Pick each line containing "Chat" out of the records.

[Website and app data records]
◇ ◇ ◇ ◇ ◇ ◇ ◇

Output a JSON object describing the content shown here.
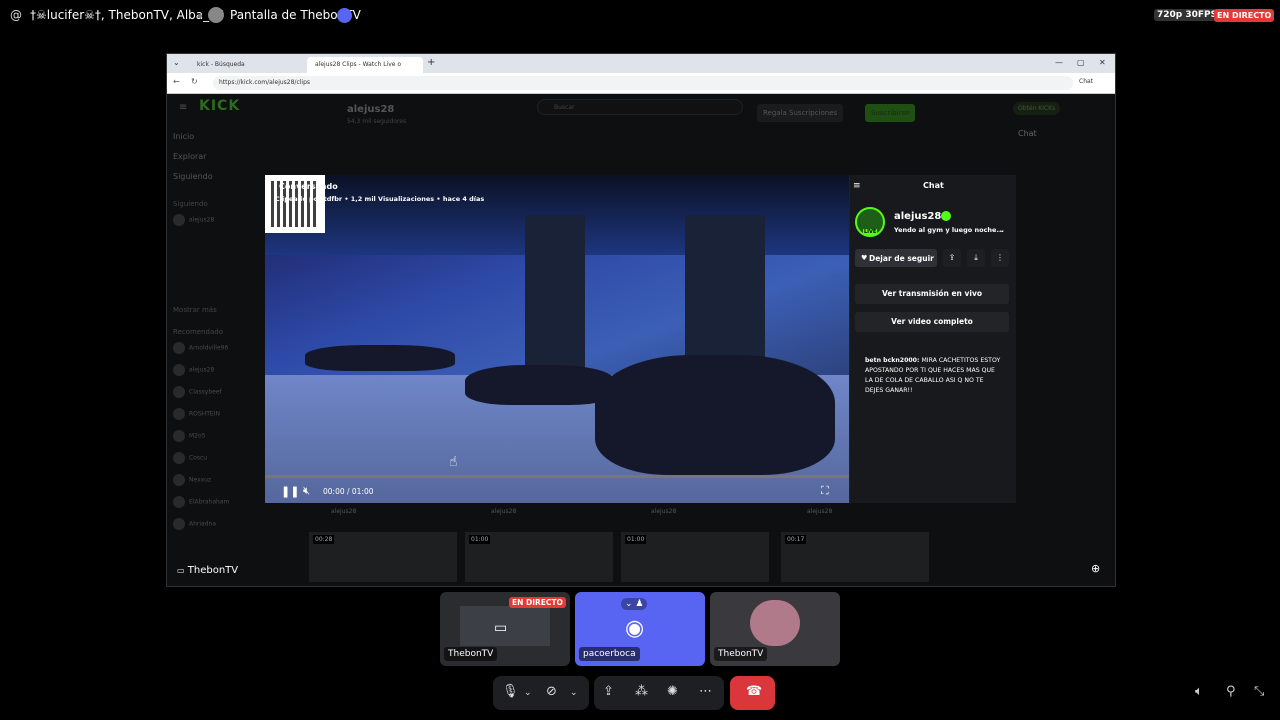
{
  "top_bar": {
    "at_symbol": "@",
    "participants": "†☠lucifer☠†, ThebonTV, Alba_06",
    "screen_title": "Pantalla de ThebonTV",
    "quality": "720p 30FPS",
    "live_badge": "EN DIRECTO"
  },
  "browser": {
    "tabs": [
      "kick - Búsqueda",
      "alejus28 Clips - Watch Live o"
    ],
    "new_tab": "+",
    "url": "https://kick.com/alejus28/clips",
    "chat_button": "Chat"
  },
  "kick_page": {
    "logo": "KICK",
    "search_placeholder": "Buscar",
    "get_kicks": "Obtén KICKs",
    "sidebar": {
      "nav": [
        "Inicio",
        "Explorar",
        "Siguiendo"
      ],
      "following_header": "Siguiendo",
      "recommended_header": "Recomendado",
      "show_more": "Mostrar más",
      "channels": [
        "alejus28",
        "Arnoldville96",
        "alejus28",
        "Classybeef",
        "ROSHTEIN",
        "M2o5",
        "Coscu",
        "Nexxuz",
        "ElAbrahaham",
        "Ahriadna"
      ]
    },
    "channel_name": "alejus28",
    "followers": "54,3 mil seguidores",
    "gift_subs": "Regala Suscripciones",
    "subscribe": "Suscribirse",
    "chat_title": "Chat",
    "thumb_times": [
      "00:28",
      "01:00",
      "01:00",
      "00:17"
    ],
    "thumb_channel": "alejus28"
  },
  "clip_modal": {
    "title": "Conversando",
    "meta": "Clipeado por tdfbr • 1,2 mil Visualizaciones • hace 4 días",
    "time": "00:00 / 01:00",
    "chat_header": "Chat",
    "channel": "alejus28",
    "live_tag": "LIVE",
    "status": "Yendo al gym y luego noche...",
    "unfollow": "Dejar de seguir",
    "watch_live": "Ver transmisión en vivo",
    "watch_full": "Ver video completo",
    "message_user": "betn bckn2000:",
    "message_text": "MIRA CACHETITOS ESTOY APOSTANDO POR TI QUE HACES MAS QUE LA DE COLA DE CABALLO ASI Q NO TE DEJES GANAR!!"
  },
  "stream_owner": "ThebonTV",
  "tiles": [
    {
      "label": "ThebonTV",
      "live": "EN DIRECTO"
    },
    {
      "label": "pacoerboca"
    },
    {
      "label": "ThebonTV"
    }
  ],
  "colors": {
    "kick_green": "#53fc18",
    "live_red": "#e53935",
    "discord_blurple": "#5865f2",
    "hangup_red": "#da373c"
  }
}
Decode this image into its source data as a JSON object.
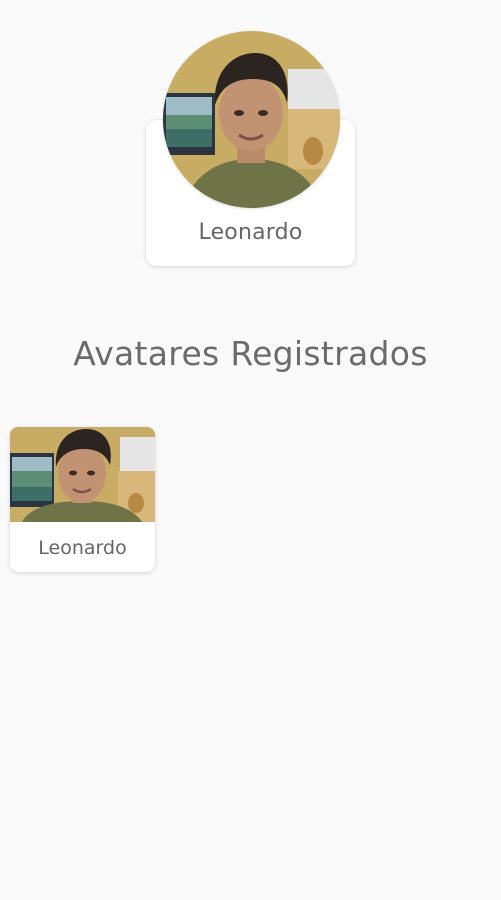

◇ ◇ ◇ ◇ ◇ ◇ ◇

EXERCISE OUTPUT
    "chat_button": "Chat"
    "chat_title": "Chat",
    "chat_header": "Chat",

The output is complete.